Problem description:
Repeat the listing below in full and exactly. Pictures are to be omitted.

Information supplied:
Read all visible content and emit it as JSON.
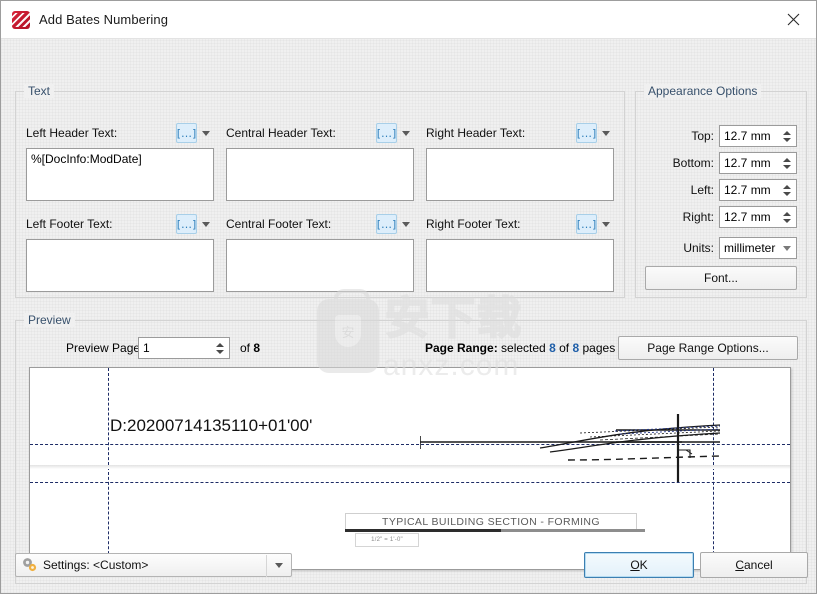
{
  "window": {
    "title": "Add Bates Numbering",
    "icon": "pdf-xchange-icon",
    "close_label": "close-icon"
  },
  "text_group": {
    "legend": "Text",
    "macro_button_glyph": "[…]",
    "fields": [
      {
        "label": "Left Header Text:",
        "value": "%[DocInfo:ModDate]",
        "name": "left-header-text"
      },
      {
        "label": "Central Header Text:",
        "value": "",
        "name": "central-header-text"
      },
      {
        "label": "Right Header Text:",
        "value": "",
        "name": "right-header-text"
      },
      {
        "label": "Left Footer Text:",
        "value": "",
        "name": "left-footer-text"
      },
      {
        "label": "Central Footer Text:",
        "value": "",
        "name": "central-footer-text"
      },
      {
        "label": "Right Footer Text:",
        "value": "",
        "name": "right-footer-text"
      }
    ]
  },
  "appearance": {
    "legend": "Appearance Options",
    "margins": [
      {
        "label": "Top:",
        "value": "12.7 mm"
      },
      {
        "label": "Bottom:",
        "value": "12.7 mm"
      },
      {
        "label": "Left:",
        "value": "12.7 mm"
      },
      {
        "label": "Right:",
        "value": "12.7 mm"
      }
    ],
    "units": {
      "label": "Units:",
      "value": "millimeter"
    },
    "font_button": "Font..."
  },
  "preview": {
    "legend": "Preview",
    "page_label": "Preview Page",
    "page_value": "1",
    "of_prefix": "of",
    "page_total": "8",
    "page_range_prefix": "Page Range:",
    "page_range_mid": "selected",
    "page_range_selected": "8",
    "page_range_of": "of",
    "page_range_total": "8",
    "page_range_suffix": "pages",
    "page_range_button": "Page Range Options...",
    "stamped_header_text": "D:20200714135110+01'00'",
    "drawing_title": "TYPICAL BUILDING SECTION - FORMING",
    "drawing_scale": "1/2\" = 1'-0\""
  },
  "footer": {
    "settings_label": "Settings:",
    "settings_value": "<Custom>",
    "ok_pre": "O",
    "ok_post": "K",
    "cancel_pre": "C",
    "cancel_post": "ancel"
  },
  "watermark": {
    "cn": "安下载",
    "badge": "安",
    "url": "anxz.com"
  },
  "colors": {
    "accent": "#3c7fb1",
    "legend": "#37506b",
    "guide": "#1d2c66",
    "macro": "#2f7fba"
  }
}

Response to the exercise:
Read all visible content and emit it as JSON.
{
  "window": {
    "title": "Add Bates Numbering",
    "icon": "pdf-xchange-icon",
    "close_label": "close-icon"
  },
  "text_group": {
    "legend": "Text",
    "macro_button_glyph": "[…]",
    "fields": [
      {
        "label": "Left Header Text:",
        "value": "%[DocInfo:ModDate]",
        "name": "left-header-text"
      },
      {
        "label": "Central Header Text:",
        "value": "",
        "name": "central-header-text"
      },
      {
        "label": "Right Header Text:",
        "value": "",
        "name": "right-header-text"
      },
      {
        "label": "Left Footer Text:",
        "value": "",
        "name": "left-footer-text"
      },
      {
        "label": "Central Footer Text:",
        "value": "",
        "name": "central-footer-text"
      },
      {
        "label": "Right Footer Text:",
        "value": "",
        "name": "right-footer-text"
      }
    ]
  },
  "appearance": {
    "legend": "Appearance Options",
    "margins": [
      {
        "label": "Top:",
        "value": "12.7 mm"
      },
      {
        "label": "Bottom:",
        "value": "12.7 mm"
      },
      {
        "label": "Left:",
        "value": "12.7 mm"
      },
      {
        "label": "Right:",
        "value": "12.7 mm"
      }
    ],
    "units": {
      "label": "Units:",
      "value": "millimeter"
    },
    "font_button": "Font..."
  },
  "preview": {
    "legend": "Preview",
    "page_label": "Preview Page",
    "page_value": "1",
    "of_prefix": "of",
    "page_total": "8",
    "page_range_prefix": "Page Range:",
    "page_range_mid": "selected",
    "page_range_selected": "8",
    "page_range_of": "of",
    "page_range_total": "8",
    "page_range_suffix": "pages",
    "page_range_button": "Page Range Options...",
    "stamped_header_text": "D:20200714135110+01'00'",
    "drawing_title": "TYPICAL BUILDING SECTION - FORMING",
    "drawing_scale": "1/2\" = 1'-0\""
  },
  "footer": {
    "settings_label": "Settings:",
    "settings_value": "<Custom>",
    "ok_pre": "O",
    "ok_post": "K",
    "cancel_pre": "C",
    "cancel_post": "ancel"
  },
  "watermark": {
    "cn": "安下载",
    "badge": "安",
    "url": "anxz.com"
  },
  "colors": {
    "accent": "#3c7fb1",
    "legend": "#37506b",
    "guide": "#1d2c66",
    "macro": "#2f7fba"
  }
}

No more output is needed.